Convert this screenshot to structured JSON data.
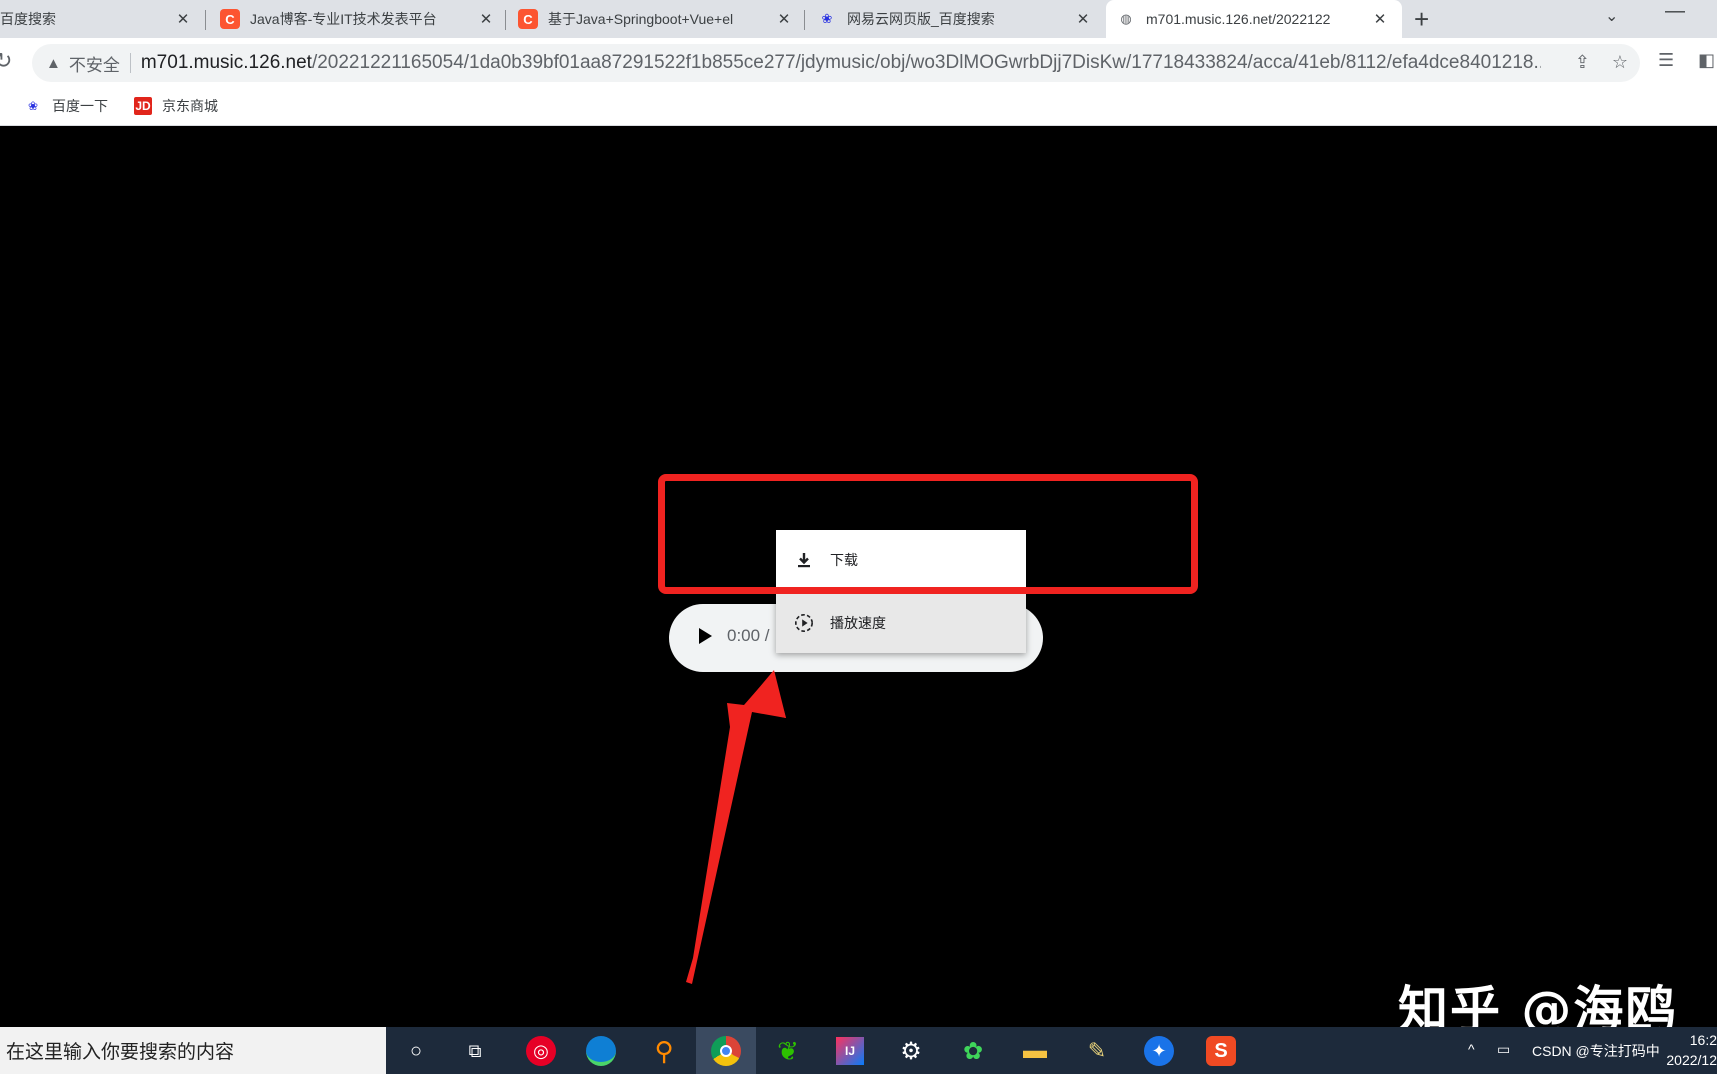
{
  "browser": {
    "tabs": [
      {
        "title": "百度搜索",
        "favicon": "none",
        "active": false
      },
      {
        "title": "Java博客-专业IT技术发表平台",
        "favicon": "csdn-icon",
        "active": false
      },
      {
        "title": "基于Java+Springboot+Vue+el",
        "favicon": "csdn-icon",
        "active": false
      },
      {
        "title": "网易云网页版_百度搜索",
        "favicon": "baidu-paw-icon",
        "active": false
      },
      {
        "title": "m701.music.126.net/2022122",
        "favicon": "globe-icon",
        "active": true
      }
    ],
    "security_label": "不安全",
    "url_host": "m701.music.126.net",
    "url_path": "/20221221165054/1da0b39bf01aa87291522f1b855ce277/jdymusic/obj/wo3DlMOGwrbDjj7DisKw/17718433824/acca/41eb/8112/efa4dce8401218...",
    "bookmarks": [
      {
        "label": "百度一下",
        "icon": "baidu-paw-icon"
      },
      {
        "label": "京东商城",
        "icon": "jd-icon"
      }
    ]
  },
  "player": {
    "time": "0:00 /"
  },
  "context_menu": {
    "items": [
      {
        "label": "下载",
        "icon": "download-icon"
      },
      {
        "label": "播放速度",
        "icon": "playback-speed-icon"
      }
    ]
  },
  "watermark": "知乎 @海鸥",
  "taskbar": {
    "search_placeholder": "在这里输入你要搜索的内容",
    "tray_text": "CSDN @专注打码中",
    "clock_time": "16:2",
    "clock_date": "2022/12"
  },
  "colors": {
    "highlight": "#f02320",
    "content_bg": "#000000",
    "taskbar_bg": "#1d2a3b"
  }
}
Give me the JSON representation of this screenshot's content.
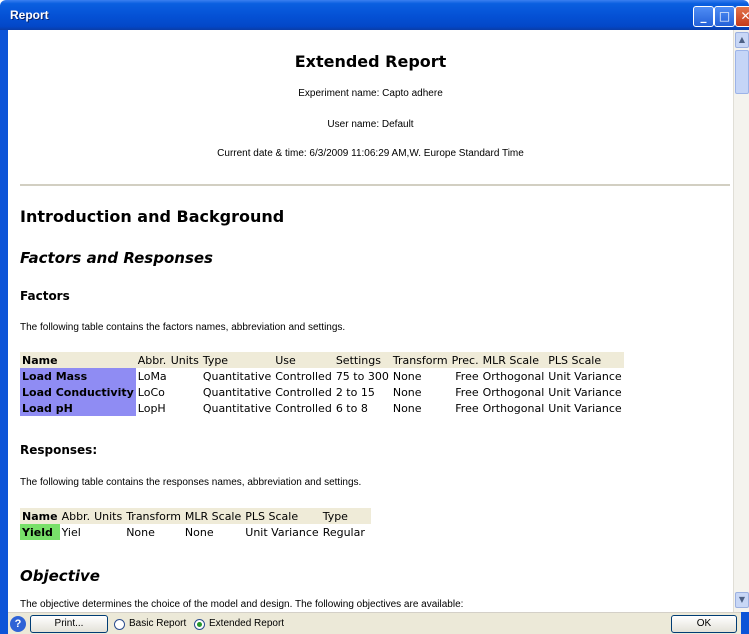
{
  "window": {
    "title": "Report",
    "minimize_glyph": "_",
    "maximize_glyph": "□",
    "close_glyph": "✕"
  },
  "report": {
    "title": "Extended Report",
    "experiment": "Experiment name: Capto adhere",
    "user": "User name: Default",
    "datetime": "Current date & time: 6/3/2009 11:06:29 AM,W. Europe Standard Time",
    "intro_heading": "Introduction and Background",
    "factors_responses_heading": "Factors and Responses",
    "factors_heading": "Factors",
    "factors_desc": "The following table contains the factors names, abbreviation and settings.",
    "responses_heading": "Responses:",
    "responses_desc": "The following table contains the responses names, abbreviation and settings.",
    "objective_heading": "Objective",
    "objective_desc": "The objective determines the choice of the model and design. The following objectives are available:"
  },
  "factors_table": {
    "headers": {
      "name": "Name",
      "abbr": "Abbr.",
      "units": "Units",
      "type": "Type",
      "use": "Use",
      "settings": "Settings",
      "transform": "Transform",
      "prec": "Prec.",
      "mlr": "MLR Scale",
      "pls": "PLS Scale"
    },
    "rows": [
      {
        "name": "Load Mass",
        "abbr": "LoMa",
        "units": "",
        "type": "Quantitative",
        "use": "Controlled",
        "settings": "75 to 300",
        "transform": "None",
        "prec": "Free",
        "mlr": "Orthogonal",
        "pls": "Unit Variance"
      },
      {
        "name": "Load Conductivity",
        "abbr": "LoCo",
        "units": "",
        "type": "Quantitative",
        "use": "Controlled",
        "settings": "2 to 15",
        "transform": "None",
        "prec": "Free",
        "mlr": "Orthogonal",
        "pls": "Unit Variance"
      },
      {
        "name": "Load pH",
        "abbr": "LopH",
        "units": "",
        "type": "Quantitative",
        "use": "Controlled",
        "settings": "6 to 8",
        "transform": "None",
        "prec": "Free",
        "mlr": "Orthogonal",
        "pls": "Unit Variance"
      }
    ]
  },
  "responses_table": {
    "headers": {
      "name": "Name",
      "abbr": "Abbr.",
      "units": "Units",
      "transform": "Transform",
      "mlr": "MLR Scale",
      "pls": "PLS Scale",
      "type": "Type"
    },
    "rows": [
      {
        "name": "Yield",
        "abbr": "Yiel",
        "units": "",
        "transform": "None",
        "mlr": "None",
        "pls": "Unit Variance",
        "type": "Regular"
      }
    ]
  },
  "bottom": {
    "help_glyph": "?",
    "print_label": "Print...",
    "basic_label": "Basic Report",
    "extended_label": "Extended Report",
    "selected_report": "Extended Report",
    "ok_label": "OK"
  },
  "colors": {
    "title_bar": "#0552d6",
    "factor_name_bg": "#8f8cf3",
    "response_name_bg": "#78e06a",
    "header_bg": "#efebd8"
  },
  "icons": [
    "help-icon",
    "minimize-icon",
    "maximize-icon",
    "close-icon",
    "scroll-up-icon",
    "scroll-down-icon"
  ]
}
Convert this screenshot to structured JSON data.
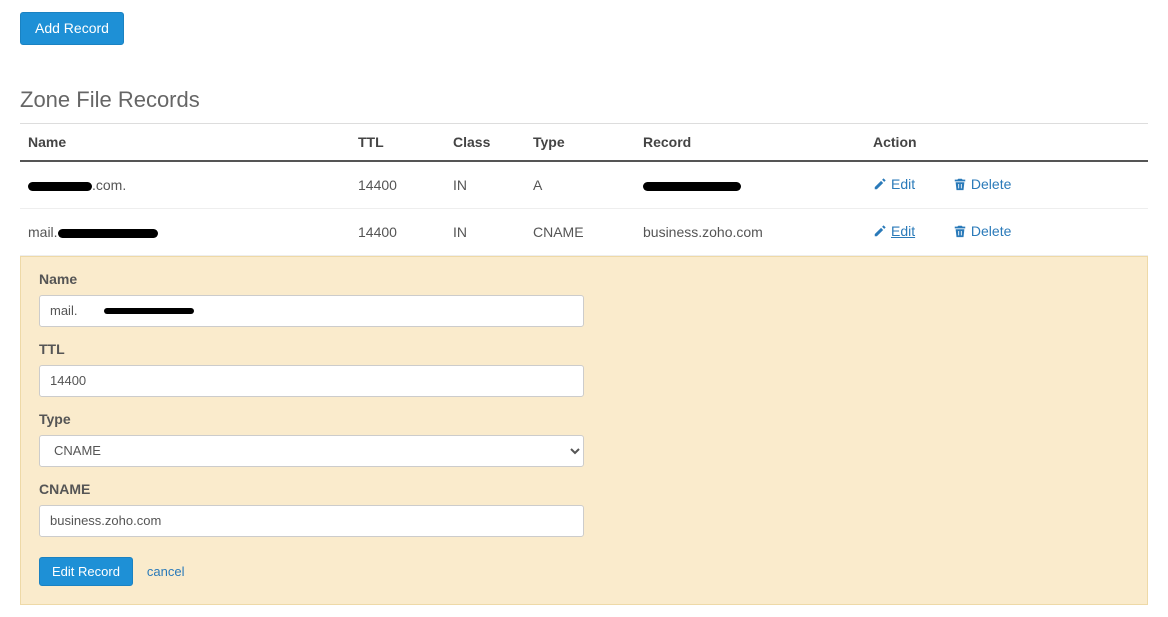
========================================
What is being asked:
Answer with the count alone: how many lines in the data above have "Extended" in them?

Result:
3